Five parables in as many sentences, five snapshots, five visions of the kingdom of Heaven. But how are we to make sense of such a variety of visions, how are we to avoid being overloaded with imagery, conflicting, confusing ideas of the kingdom, which now feels more incomprehensible than ever before.
Don’t mix your metaphors, we are always told. Sir Desmond on Yes Minister was famously heard to remark:
“If you spill the beans, you open up a whole can of worms. How can you let sleeping dogs lie, if you let the cat out of the bag? Bring in a new broom, and if you're not careful, you'll find you've thrown the baby out with the bath water. If you change horses in the middle of the stream, next thing you know you're up the creek without a paddle.”
Make sense of that, if you can.
Just last week, on the final of The Apprentice, Jim was asked to describe himself simply, without the use of clichés. He said, after due consideration, “I do exactly what it says on the tin”.
The truth of the matter is, that when faced with a difficult question, with the task of describing something complex and convoluted, we can often be found resorting to imagery, allegory, to parables. If you want to get really postmodern, it’s what I’m doing right now. Jesus is no different, realising that for his teaching to be effective and understood, we need concepts like the Kingdom of Heaven to be explained in terms that we understand, with reference to everyday life – mustard seeds and yeast, rather than a description of the cosmic glory of God.
Usually these parables of Jesus take the following form. Someone asks a question, Jesus tells a story rather than giving a direct answer, then his disciples take him aside and ask him to explain it, as they’ve missed the point. The meaning is spelt out to us, the literary device of the Gospel writer makes it clear to us what Jesus means. Today’s Gospel reading, however, gives us quickfire images – snapshots, a mixture of metaphors. The Kingdom of Heaven is a seed that turns into a tree, yeast that leavens all the flour, treasure hidden in a field, a merchant in search of pearls and a fishing net.
Vivid pictures indeed but somewhat hard to unpick. This is a passage which might well benefit from another read at some point, further thought and perhaps discussion. I’d like to venture a couple of points that might prompt this.
- Firstly, Jesus doesn’t say anything as clear cut or as simple as, “The Kingdom of Heaven is a place where you go when you die, full of friendly people and where England beat Australia at cricket every time they play”. Rather, he gives us the image of the person who found some treasure in a field – rather than take the treasure and rejoice that he has found it, he buys the whole field. The treasure stays put. Who knows – the field may be full of it. No rapture, no separate treasure trove. Uri Gagarin was looking in the wrong place – the Kingdom of Heaven is here, it is now, it is among us.
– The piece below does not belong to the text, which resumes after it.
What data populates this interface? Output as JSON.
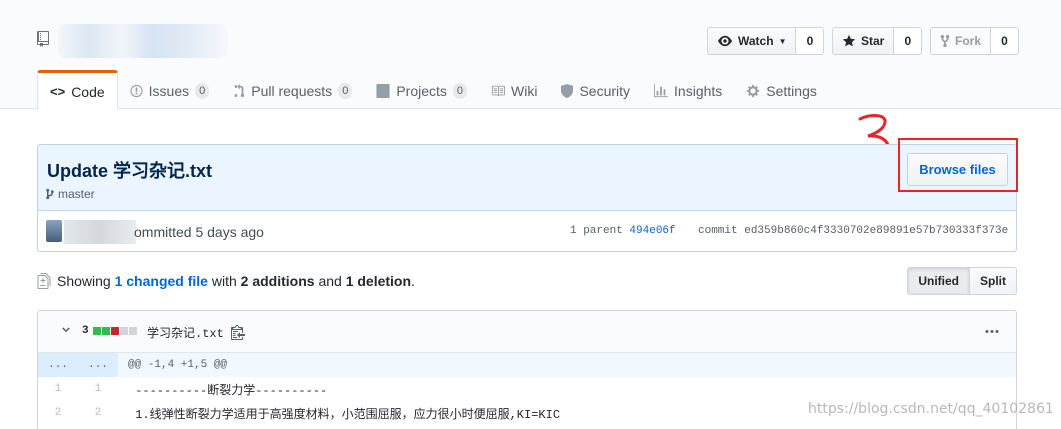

- Secondly, we are not passive bystanders. If the Kingdom of God is among us, bursting forth into the timeline of the human story, then we are the yeast, the leaven, at work in the world. We have the potential, living as forgiven people, to enable God’s work in the world, to bring about all the age-old descriptions of heaven here on earth.
- Thirdly, we are commissioned to do so. We are scribes – trained for the Kingdom of Heaven, charged with bringing the best out of our society, our world, each other. Now that might be what Mr Cameron describes as partaking in the ‘big society’ – doing our bit for each other, but it might also be getting out on the streets and demonstrating against injustices in the world. Against the proliferation of nuclear weapons throughout the world, against the ways in which multinational corporations are systematically exploiting the natural resources of the planet. We are commissioned to summon in the Kingdom of Heaven here on earth.
But where is God in this, you ask. If we can do nice stuff to each other and make the world a better place, who needs God? I point us back in the direction of today’s Gospel reading. God is the beginning, the alpha – the mustard seed, and God is the end, the omega, the branches extending and providing shelter and safety, shade and comfort for all. All things begin and end with God, and in between, encompassed by his love, we live and move and have our being.
At a time when our thoughts and prayers are rightfully with the victims of and the families affected by the recent attacks in Oslo, it is more important than ever that we turn our attentions to bringing about visible signs of God’s Kingdom, present here on earth. One of those is being here, together, partaking together in this heavenly banquet, united together as Christ’s body here on earth, but what we do out there is just as important. Jesus calls us – scribes – training for the kingdom of heaven – to train others and to recognise them as fellow treasure, buried together in the field, waiting to be found.
Having just mixed my metaphors, I should draw to a close. But first, Belinda Carlisle.
They say in heaven love comes first, we'll make heaven a place on earth. Ooh heaven is a place on earth.